According to Hecht, many municipalities around the state have already placed income tax increase measures on the ballot to try to make up for lost state funds.

“The burden is on us to try to raise that money,” Hecht said, noting that income tax revenue makes up about one-third of the city’s total budget. The city doesn’t have immediate plans to propose a tax increase, but Hecht noted that if revenue continues to dip then the city will be faced with either raising taxes or cutting services.

Hecht said that income tax revenue for 2013 was down by about $100,000, however the city was able to bring in approximately $200,000 in past-due income tax revenue from the years 2006-2010 by contracting with Cleveland Central Collection Agency. The agency has access to federal IRS information and compared it to the city’s income tax rosters to find delinquent taxpayers.

Hecht said the city would have been down $100,000 in income tax revenue for 2013 if not for the CCA collections. She said CCA will continue to attempt to get delinquent city income taxpayers to pay back taxes for the years 2006-2010, as well as for 2011. Hecht said she doesn’t anticipate as much delinquent tax payments to be made next year, compared to 2013.

After factoring in pay raises for union employees in the city, Hecht said the remainder of the 2014 looks pretty similar to 2013. The city’s 2013 budget was $33,763,182. The budget for 2014 is $34,134,994.

However, she said the state cuts have taken a toll on the city’s carryover, which is needed to pay expenses at the beginning of the new fiscal year.

The city started with over $1 million in carryover for 2013. For 2014, the carryover will only be around $700,000, Hecht said.

“The carryover isn’t where we want it to be,” Hecht said, noting that $700,000 only covers approximately two pay days for city employees, with no extra money to spare. She said it’s recommended that the carryover cover about six months of payroll in case major unexpected expenses occur.

The city is also anticipating two big construction projects this year — the start of the Richland South rehab project and water, sewer and street improvements on West Union Street. Hecht said that the city strives to get grants to help pay for large projects, but said the city is required to provide a local match for such grants.

“If the city gets a $1 million grant and there’s a 25 percent match, that’s $250,000 we have to come up with,” she said.

Hecht noted that the city often provides an in-kind match by having city employees do the work, but said that also costs the city money as those employees are not able to do other city work during those projects.
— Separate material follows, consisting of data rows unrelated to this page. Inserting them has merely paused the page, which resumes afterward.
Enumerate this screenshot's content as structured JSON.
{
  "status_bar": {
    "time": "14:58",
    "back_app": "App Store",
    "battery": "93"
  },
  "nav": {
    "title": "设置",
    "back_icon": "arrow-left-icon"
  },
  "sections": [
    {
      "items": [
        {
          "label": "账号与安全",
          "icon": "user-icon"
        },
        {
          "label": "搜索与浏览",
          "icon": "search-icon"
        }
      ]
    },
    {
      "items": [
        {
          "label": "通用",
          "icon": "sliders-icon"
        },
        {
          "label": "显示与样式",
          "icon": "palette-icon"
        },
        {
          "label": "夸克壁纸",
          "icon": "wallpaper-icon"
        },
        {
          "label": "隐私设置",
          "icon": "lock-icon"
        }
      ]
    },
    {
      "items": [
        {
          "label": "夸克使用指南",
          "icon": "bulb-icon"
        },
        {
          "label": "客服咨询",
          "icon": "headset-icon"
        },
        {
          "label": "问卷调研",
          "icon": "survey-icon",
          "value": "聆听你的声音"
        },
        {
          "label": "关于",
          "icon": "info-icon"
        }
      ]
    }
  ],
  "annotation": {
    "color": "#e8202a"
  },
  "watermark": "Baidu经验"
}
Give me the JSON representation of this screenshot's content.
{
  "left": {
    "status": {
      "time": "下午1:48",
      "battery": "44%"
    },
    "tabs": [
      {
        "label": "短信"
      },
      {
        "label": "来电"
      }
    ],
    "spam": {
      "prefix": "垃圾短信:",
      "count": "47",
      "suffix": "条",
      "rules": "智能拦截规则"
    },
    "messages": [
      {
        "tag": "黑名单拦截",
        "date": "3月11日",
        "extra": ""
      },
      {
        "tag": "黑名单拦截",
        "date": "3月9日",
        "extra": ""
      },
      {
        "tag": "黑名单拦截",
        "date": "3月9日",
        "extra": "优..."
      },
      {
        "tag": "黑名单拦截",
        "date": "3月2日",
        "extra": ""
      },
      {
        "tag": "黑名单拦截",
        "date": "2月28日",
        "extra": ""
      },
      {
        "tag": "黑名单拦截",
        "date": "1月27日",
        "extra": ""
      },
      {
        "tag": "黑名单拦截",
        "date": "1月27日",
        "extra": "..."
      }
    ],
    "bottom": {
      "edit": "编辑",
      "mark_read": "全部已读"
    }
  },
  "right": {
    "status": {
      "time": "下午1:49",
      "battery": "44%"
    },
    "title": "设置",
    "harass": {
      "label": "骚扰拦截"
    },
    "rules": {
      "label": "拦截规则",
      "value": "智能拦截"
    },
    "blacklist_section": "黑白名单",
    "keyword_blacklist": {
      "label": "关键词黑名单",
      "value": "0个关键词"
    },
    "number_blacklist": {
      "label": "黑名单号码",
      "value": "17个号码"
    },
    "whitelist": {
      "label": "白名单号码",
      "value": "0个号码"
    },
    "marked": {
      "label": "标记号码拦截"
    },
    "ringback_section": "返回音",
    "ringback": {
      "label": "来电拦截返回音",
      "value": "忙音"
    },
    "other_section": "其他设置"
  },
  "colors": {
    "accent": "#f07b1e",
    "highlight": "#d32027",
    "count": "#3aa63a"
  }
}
According to Hecht, the city has been under an unofficial hiring freeze for the past few years. She said that the city administration informs Athens City Council if anyone needs hired and she said that to her knowledge, Council has not rejected any hiring. Hecht said that no new positions have been created in the city for a few years and that some positions were eliminated through attrition in some departments, including her own.